Most surgeries won’t even be big or bad enough to need blood, and most of the time everyone’s on top of things and the blood bank has a “type and screen” on surgical patients long before they make the trip down the OR hallway. But sometimes, especially when it’s a patient who’s been in the hospital for a few days already, they can end up on the OR table, needing blood, and the blood bank has to tell the surgeon they can’t have it immediately because the old specimen is expired. Trust me, that’s no fun for anybody. Least of all the poor patient.
And when I say a specimen is expired, I don’t mean it’s gone moldy or anything. But your body is not static. Every single unit of blood you get challenges your immune system, and increases the chances that you’ll form an antibody against a foreign protein on donor cells. So we ask for a new specimen to be drawn every 3 days, so we can catch any changes and detect antibodies before we give you incompatible blood. Blood that was fine for you three days ago might not be fine for you now, if your immune system made an antibody against something in it.
Antibodies aren’t necessarily a big deal. In the majority of cases, we can still find compatible blood pretty easily, but the problem is time. A normal type and screen, where we confirm blood type and screen for antibodies to red cell proteins, takes a little over 30 minutes. Once we have that done, adding on units of blood takes 5 minutes. It’s really that fast – once the OR calls to ask for blood, we have it ready before the tech shows up at the door to pick it up. But in a situation with a new antibody, even the simplest work-up will take over an hour, and most of the time it’s a little more involved. We have to test the plasma against a panel of known donor cells to figure out what specific antibody is present, then we have to pull units from our supply and type them for the corresponding antigen – only those that are negative for that antigen will be safe for the patient with that antibody. That can take up to a half hour. If there’s more than one antibody present, the typing takes longer, and sometimes we need to ask the Red Cross reference lab to check their rare donor stash to find us some blood and send it to us, which takes hours. Once we have the right kind of units, the crossmatch itself takes 20 minutes.

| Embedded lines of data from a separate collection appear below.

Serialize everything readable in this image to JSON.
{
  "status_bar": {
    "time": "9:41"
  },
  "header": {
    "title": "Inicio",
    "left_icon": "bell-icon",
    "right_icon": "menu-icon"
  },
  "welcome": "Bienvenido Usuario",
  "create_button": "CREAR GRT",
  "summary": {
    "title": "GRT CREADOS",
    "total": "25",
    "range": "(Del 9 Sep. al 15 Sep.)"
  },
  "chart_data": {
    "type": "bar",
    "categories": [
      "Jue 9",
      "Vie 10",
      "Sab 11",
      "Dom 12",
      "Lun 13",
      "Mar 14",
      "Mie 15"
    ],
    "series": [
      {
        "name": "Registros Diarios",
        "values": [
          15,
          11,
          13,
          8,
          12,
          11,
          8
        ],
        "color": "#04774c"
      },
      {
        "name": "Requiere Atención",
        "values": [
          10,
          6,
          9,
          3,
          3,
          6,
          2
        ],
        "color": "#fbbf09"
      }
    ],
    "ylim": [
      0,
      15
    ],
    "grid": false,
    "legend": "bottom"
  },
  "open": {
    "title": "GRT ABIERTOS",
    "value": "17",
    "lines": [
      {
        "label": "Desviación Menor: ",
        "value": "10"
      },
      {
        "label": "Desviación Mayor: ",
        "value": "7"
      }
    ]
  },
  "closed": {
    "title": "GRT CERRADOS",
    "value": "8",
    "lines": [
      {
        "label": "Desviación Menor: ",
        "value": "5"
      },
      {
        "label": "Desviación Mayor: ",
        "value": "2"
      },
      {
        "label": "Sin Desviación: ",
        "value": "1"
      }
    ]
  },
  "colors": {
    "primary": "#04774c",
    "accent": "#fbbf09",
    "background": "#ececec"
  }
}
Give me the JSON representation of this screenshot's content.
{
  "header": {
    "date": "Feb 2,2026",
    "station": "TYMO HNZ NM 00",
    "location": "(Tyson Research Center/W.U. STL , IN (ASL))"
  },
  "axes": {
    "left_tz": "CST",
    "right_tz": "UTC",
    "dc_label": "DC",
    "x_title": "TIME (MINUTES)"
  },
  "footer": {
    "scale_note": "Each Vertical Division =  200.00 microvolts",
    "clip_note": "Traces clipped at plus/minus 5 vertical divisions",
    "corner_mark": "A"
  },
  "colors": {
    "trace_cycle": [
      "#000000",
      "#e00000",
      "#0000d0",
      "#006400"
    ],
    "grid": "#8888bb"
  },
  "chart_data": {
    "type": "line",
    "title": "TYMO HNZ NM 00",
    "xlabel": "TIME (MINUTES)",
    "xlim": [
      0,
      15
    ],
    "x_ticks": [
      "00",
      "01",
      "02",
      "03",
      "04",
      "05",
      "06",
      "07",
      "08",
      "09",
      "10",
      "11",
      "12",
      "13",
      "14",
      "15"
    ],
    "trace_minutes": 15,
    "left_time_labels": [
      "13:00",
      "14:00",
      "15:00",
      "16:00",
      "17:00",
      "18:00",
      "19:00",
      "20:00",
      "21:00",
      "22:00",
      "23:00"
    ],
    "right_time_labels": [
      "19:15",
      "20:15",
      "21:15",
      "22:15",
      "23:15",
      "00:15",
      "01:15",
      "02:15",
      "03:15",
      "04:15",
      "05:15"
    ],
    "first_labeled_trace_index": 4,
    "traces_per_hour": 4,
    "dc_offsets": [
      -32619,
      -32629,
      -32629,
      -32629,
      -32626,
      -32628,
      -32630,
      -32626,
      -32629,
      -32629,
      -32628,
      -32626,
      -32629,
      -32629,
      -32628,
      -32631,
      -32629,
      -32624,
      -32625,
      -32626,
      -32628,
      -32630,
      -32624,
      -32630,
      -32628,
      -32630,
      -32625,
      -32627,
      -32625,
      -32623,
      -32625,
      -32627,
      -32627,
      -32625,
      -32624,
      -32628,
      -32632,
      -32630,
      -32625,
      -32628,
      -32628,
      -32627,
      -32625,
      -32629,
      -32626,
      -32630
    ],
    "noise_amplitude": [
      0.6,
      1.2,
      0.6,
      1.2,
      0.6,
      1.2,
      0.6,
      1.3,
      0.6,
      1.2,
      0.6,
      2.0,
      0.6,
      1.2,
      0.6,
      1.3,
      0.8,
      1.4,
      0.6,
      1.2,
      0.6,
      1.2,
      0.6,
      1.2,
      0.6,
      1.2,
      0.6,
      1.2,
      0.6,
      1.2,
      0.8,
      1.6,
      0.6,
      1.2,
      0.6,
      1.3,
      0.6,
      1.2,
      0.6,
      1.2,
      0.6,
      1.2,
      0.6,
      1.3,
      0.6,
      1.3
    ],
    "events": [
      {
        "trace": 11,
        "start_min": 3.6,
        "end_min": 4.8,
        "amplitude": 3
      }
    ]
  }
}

Imagine trying to do that, under pressure, knowing the patient needs blood now. When we have advance notice and get the specimen early enough, we always set up extra blood on antibody patients so it’s there quickly if it’s needed. In a desperate situation the doctor can opt for uncrossmatched units, which can be risky, but the doctor weighs the risks of not transfusing vs the risk of the patient having a reaction, and makes that call. Obviously, we all hate the idea of uncrossmatched blood in principle, and we try to only give patients the safest blood possible after crossmatching it. So we like to avoid unnecessary surprises, like when a patient gets all the way to the operating room for a major surgery without anyone checking on the blood bank.
Be your own advocate, and ask. Worst case, you’ll irritate a nurse or doctor. Best case, you’ll be sure you won’t get in trouble mid-surgery because the blood bank needs a couple of hours to find safe blood for you under pressure.